132. Memorandum From the Director of the Bureau of Intelligence and Research (Hyland) to Secretary of State Kissinger 1

Soviet Overture to Senator Jackson

The Soviets recently made an indirect overture to Senator Jackson inviting him to Moscow and blaming the trade bill failure on Ambassador Dobrynin’s inept handling.2

The channel chosen, according to an FBI report (Tab A),3 was the notorious Victor Louis, who is widely believed to be a KGB agent, with considerable freedom to operate in sensitive areas.

—Louis told a member of Jackson’s staff (unidentified) that the present impasse on the trade bill could have been avoided through a face-to-face meeting with Senator Jackson, which would have dispelled any questions Jackson might have had about Soviet intentions.

—In a long harangue, Louis criticized Dobrynin for his ineptness, and suggested that Dobrynin’s reading of the American political situation was defective and thus contributed to the present state of affairs.

—Louis suggested that the Senator come to Moscow, but was evasive about promising a meeting with Brezhnev.

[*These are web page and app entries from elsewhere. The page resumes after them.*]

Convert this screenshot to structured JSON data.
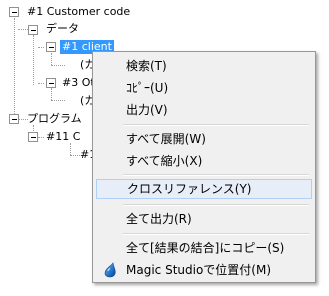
{
  "tree": {
    "root": "#1 Customer code",
    "data_folder": "データ",
    "client_node": "#1 client",
    "child_1": "(カ",
    "other_node": "#3 Ot",
    "child_2": "(カ",
    "program_folder": "プログラム",
    "program_node": "#11 C",
    "program_child": "#1"
  },
  "context_menu": {
    "items": [
      "検索(T)",
      "ｺﾋﾟｰ(U)",
      "出力(V)",
      "すべて展開(W)",
      "すべて縮小(X)",
      "クロスリファレンス(Y)",
      "全て出力(R)",
      "全て[結果の結合]にコピー(S)",
      "Magic Studioで位置付(M)"
    ],
    "hovered_item": "クロスリファレンス(Y)",
    "magic_icon": "magic-drop-icon"
  }
}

Comment: Louis is generally used to launch trial balloons that Moscow can easily disavow. Given the strident campaign against Jackson in the Soviet press, perhaps Moscow thought it prudent to establish a channel that would keep open a line to a man who might become President.4 Nevertheless, it is ominous that Dobrynin should be [Page 519] made the scapegoat, since this line scarcely encourages further dealings with him, and suggests that some quarters in Moscow have lost confidence in him. In any case, contacts of this sort allow Jackson to claim that he has a line to Moscow other than the Embassy, and reinforce his argument that the Soviets, not he, must be blamed for the failure of the trade bill.

The Soviets are obviously playing a double game at present.

—On the one hand, they are setting up Jackson in public as the scapegoat for the failure of détente; this in itself is worrisome since it suggests that, in fact, the Soviets may anticipate a breakdown in relations, and are constructing a rationale to explain it and to exonerate themselves.

—On the other hand, the Soviets must know that they cannot refuse to deal with whomever becomes President, and that a means of contact may be prudent insurance.

The unanswered question is whether the Soviets are angling to settle the trade bill stalemate behind the Administration’s back.

Taken together with other oddities on the Brezhnev visit, the relations between Gromyko and Dobrynin, and Dobrynin’s absence from Washington—all add to the mystery of what, indeed, is going on in Moscow.5

  1. Source: National Archives, RG 59, Lot File 91D414, Records of Henry Kissinger, 1973–77, Box 10, Nodis Memcons, Feb. 1975, Folder 1. Secret; Sensitive; Eyes Only. The original is an uninitialed copy.
  2. In a memorandum to Kissinger on February 24, Sonnenfeldt reported: “Dobrynin told me at dinner in Geneva that they had been considering what to do about Jackson in Moscow especially in light of all the stories that they are trying to kill off his candidacy. Dobrynin said the Soviet conclusion is that the US does not have policy options significantly different from those being followed by the present Administration and that whatever Jackson says now, he as President would sooner or later come to the same ‘realistic’ conclusions as Nixon. So, said Dobrynin, they were relaxed. As you are aware, there already are Soviet nibbles at the Jackson staff. I think more can be expected. While Dobrynin’s story is more relaxed than is probably the actual case, it basically rings true.” (Ibid., Lot File 81D286, Records of the Office of the Counselor, Box 5, Soviet Union, January–March 1975)
  3. Not attached and not found.
  4. On February 6, Jackson announced his candidacy for the 1976 Democratic nomination for President.
  5. During a meeting at 10:22 a.m. on February 25, Kissinger briefed the President on the Soviet overture to Jackson and then added: “Now there is another report that Brezhnev gambled and lost on the trade bill, playing into the hands of Suslov and others—who are saying ‘I told you so.’ Jackson then went to Dinitz to ask his opinion about going to the Soviet Union as Louis suggested. An unbelievable symptom of our times—that a senior Senator would do this rather than coming to the President or the Secretary of State.” (Ford Library, National Security Adviser, Memoranda of Conversations, 1973–1977, Box 9)